China has promoted sorting of urban household waste for nearly 20 years — but with little effect.
Now the country’s Ministry of Housing and Urban-Rural Development is setting up a working group to draft laws on household garbage recycling, Sixth Tone’s sister publication The Paper reported Friday.
The ministry announced at a press conference that 46 major cities have developed facilities for sorting, collecting, transporting and treating trash, and 14 of those cities have issued local regulations related to domestic trash classification.
Yang Haiying, deputy director of the Ministry’s Urban Development Department said at the press conference that the department hopes to see trash classification in all cities at prefecture-level and above by 2020. “It’s necessary to strengthen public awareness of household trash classification,” Yang explained. “[Attitudes] haven’t changed from ‘I’ve been told to sort’ to ‘I want to sort.’”

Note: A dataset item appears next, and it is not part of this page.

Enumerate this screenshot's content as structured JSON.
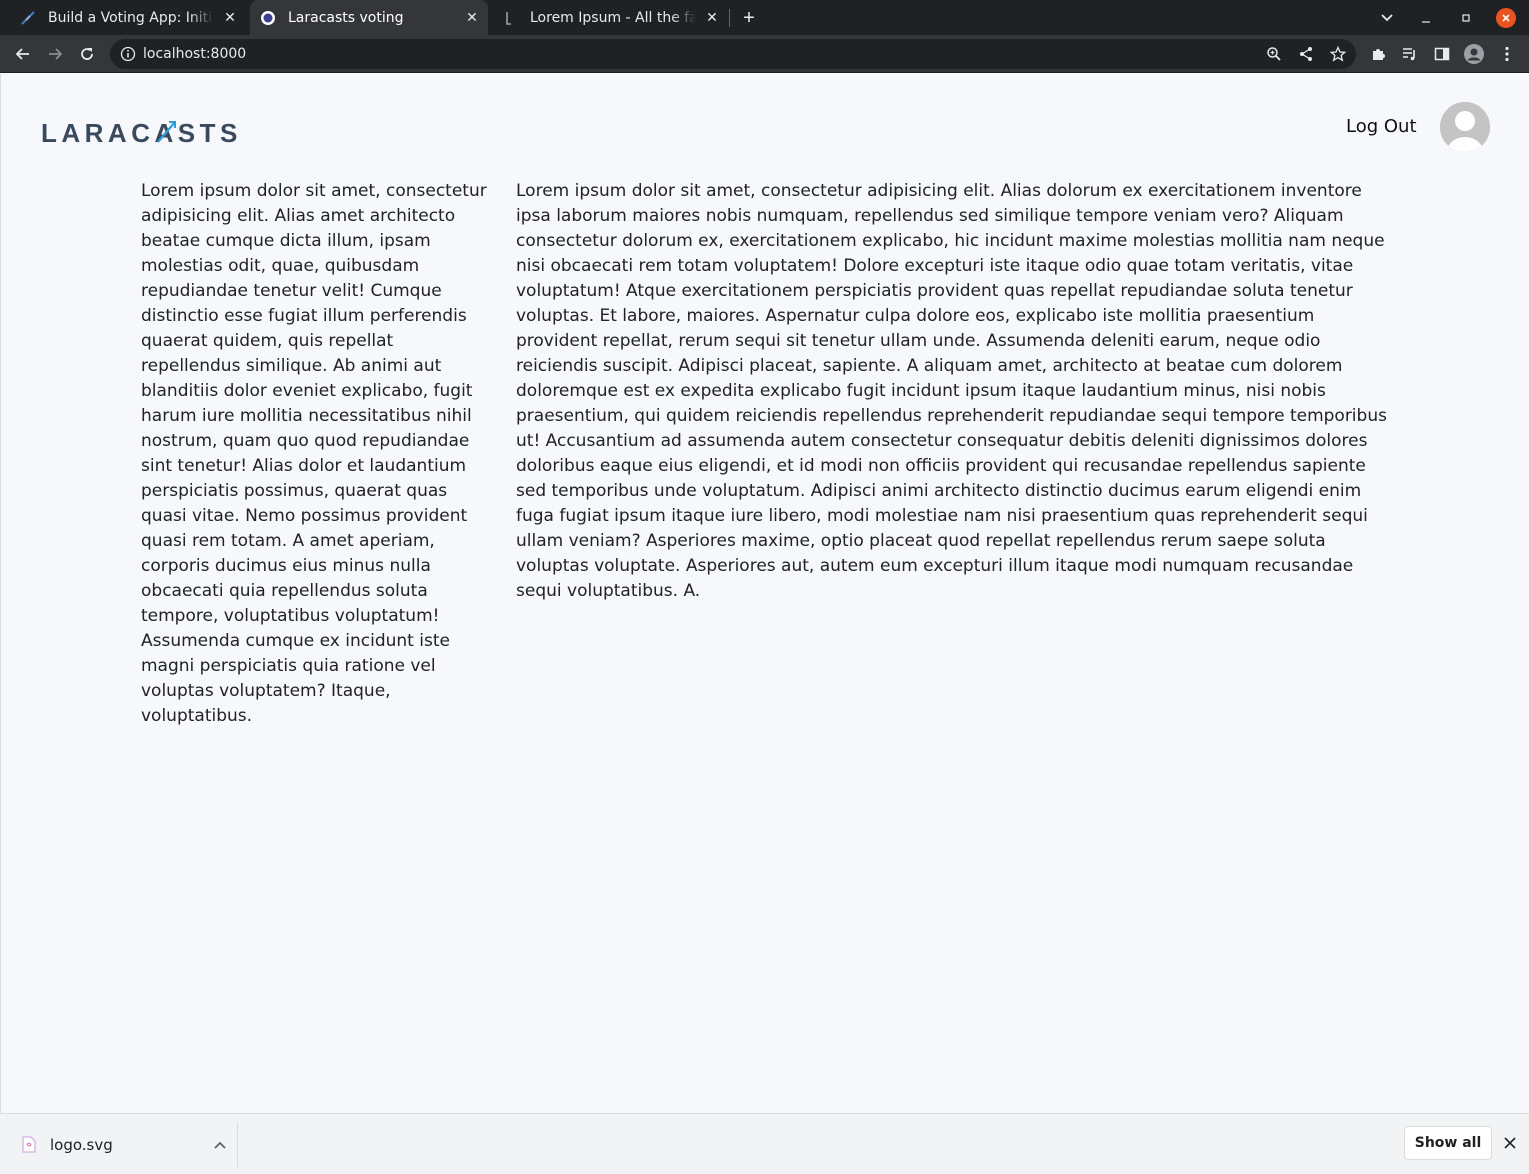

The ministry’s target is for 35 percent of urban household waste to be recycled by 2020. China recently banned imports of 56 types of solid waste, including paper and household plastics, which means that recycling plants are now looking to domestic sources.
Nearly two decades of efforts to promote residential trash sorting have seen little success. In 2000, eight cities including Beijing and Shanghai were selected as pilot cities for sorting their trash, but even now many Shanghai neighborhoods do not have recycling bins, and those that do are largely ignored.
According to a People’s Daily article in 2014, sanitation workers often mix different types of trash together when they collect it because so few people pay attention to trash classification — further discouraging those who do bother to sort. Much of the paper, cans, and plastic that does get recycled comes from waste pickers who salvage such items to sell to recycling stations.
Though some cities like Shanghai and Hangzhou have introduced fines for residents who disobey trash classification rules, they have proved too difficult to implement, as no one watches over residents putting out their trash, especially in city high-rises.
In April this year, Shenzhen in southern China’s Guangdong province became the country’s first city to impose a mandatory recycling program for large household waste such as furniture and home appliances. Residents can schedule a pick-up time online, and those who fail to recycle such items may be penalized with reduced credit scores.
On June 21, China’s National Development and Reform Commission issued green development guidelines which ordered cities and some towns to begin charging residents for waste disposal by the end of 2020, in order to reduce landfill and encourage garbage sorting.